Back to the talks: The opening keynote for the conference was by Joe Armstrong, one of the inventors of Erlang. His keynote, "The Mess We're In", was engaging and especially interesting to me as I have not been around in the industry long enough to know all of the cultural and technological baggage we carry around that he presented. I'm sure his "Seven Deadly Sins" of code will ruffle some feathers, but they seemed reasonable within an idealized development environment to me at least. Perhaps those who develop without the time to make code beautiful before shipping or developers who work at companies that undervalue clean code will find reasons to reject his list of sins, but of course he was presenting "the mess we're in" and how we got there. Perhaps this can also be attributed to a divide in programming cultures, as Erlang was born out of telecom industries and thus has different priorities than say, rapid MVP development for web apps.
On the last day of the conference, O'Reilly Media tweeted that they were going to give away the books they brought to the conference in exchange for embarrassing yourself by singing a song. We sang some pretty out of tune verses of "With a Little Help from My Friends" and scored these free books:
I snagged the Raspberry Pi Cookbook to complement the Raspberry Pis that we scored from Cloudant that we were planning on giving to the new students at Ada!
The closing keynote on Friday was "Our Shared Joy of Programming" by Carin Meier and Sam Aaron. The organizers definitely chose a fun talk with which to end the conference! Carin talked for just a short period of time about the pure joy you can feel when you create something with code and see it work for the first time, giving us a vivid picture of her hacking away at her quadcopter with her kids safely tucked in bed. Sam, one of the bros from Meta-eX (who also performed at the City Museum for the StrangeLoop opening party), talked about teaching code to artists using Sonic Pi. I loved hearing about the successes of the artists, and also their struggles. One standout story was the artist who, while struggling with code, figured out she could melt chocolate on top of the Raspberry Pi while running her program. That is my kind of code art!
They ended the keynote with a performance, with Meta-eX live coding their music and Carin showing off her robots that moved and danced to the beats. The trouble with this talk (and many others at StrangeLoop) was that it added yet even more things to the list we all have about fun side projects or new projects to experiment on. I have yet to feel as engaged and excited about programming after other conferences as I have at StrangeLoop. I think I can speak for everyone of us from Ada that attended in saying that we hope we'll be able to come back next year!!

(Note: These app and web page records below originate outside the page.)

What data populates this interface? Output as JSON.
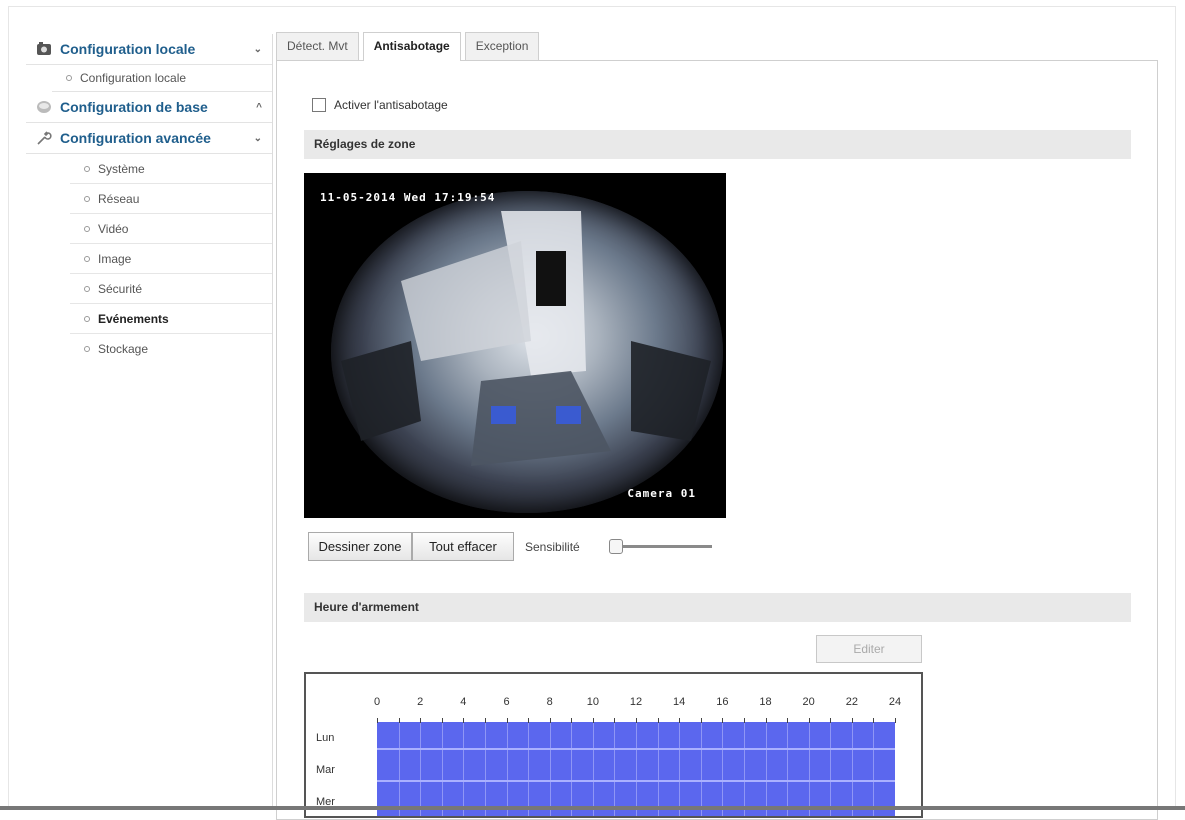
{
  "sidebar": {
    "sections": [
      {
        "label": "Configuration locale",
        "icon": "camera-icon",
        "chevron": "⌄"
      },
      {
        "label": "Configuration de base",
        "icon": "disk-icon",
        "chevron": "^"
      },
      {
        "label": "Configuration avancée",
        "icon": "wrench-icon",
        "chevron": "⌄"
      }
    ],
    "local_items": [
      "Configuration locale"
    ],
    "advanced_items": [
      "Système",
      "Réseau",
      "Vidéo",
      "Image",
      "Sécurité",
      "Evénements",
      "Stockage"
    ],
    "active_item": "Evénements"
  },
  "tabs": [
    "Détect. Mvt",
    "Antisabotage",
    "Exception"
  ],
  "active_tab": "Antisabotage",
  "enable_label": "Activer l'antisabotage",
  "zone_section": "Réglages de zone",
  "camera": {
    "osd_datetime": "11-05-2014 Wed 17:19:54",
    "osd_name": "Camera 01"
  },
  "buttons": {
    "draw_zone": "Dessiner zone",
    "clear_all": "Tout effacer",
    "edit": "Editer"
  },
  "sensitivity_label": "Sensibilité",
  "sensitivity_value": 0,
  "schedule_section": "Heure d'armement",
  "schedule": {
    "hours": [
      "0",
      "2",
      "4",
      "6",
      "8",
      "10",
      "12",
      "14",
      "16",
      "18",
      "20",
      "22",
      "24"
    ],
    "days": [
      "Lun",
      "Mar",
      "Mer"
    ],
    "fill_color": "#5b67ee"
  }
}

Special thanks again to StrangeLoop and Bridget Hillyer for making this one of the best conference experiences for us as new women in tech! We are so grateful for the diversity scholarships and we hope more companies will consider sponsoring for next year.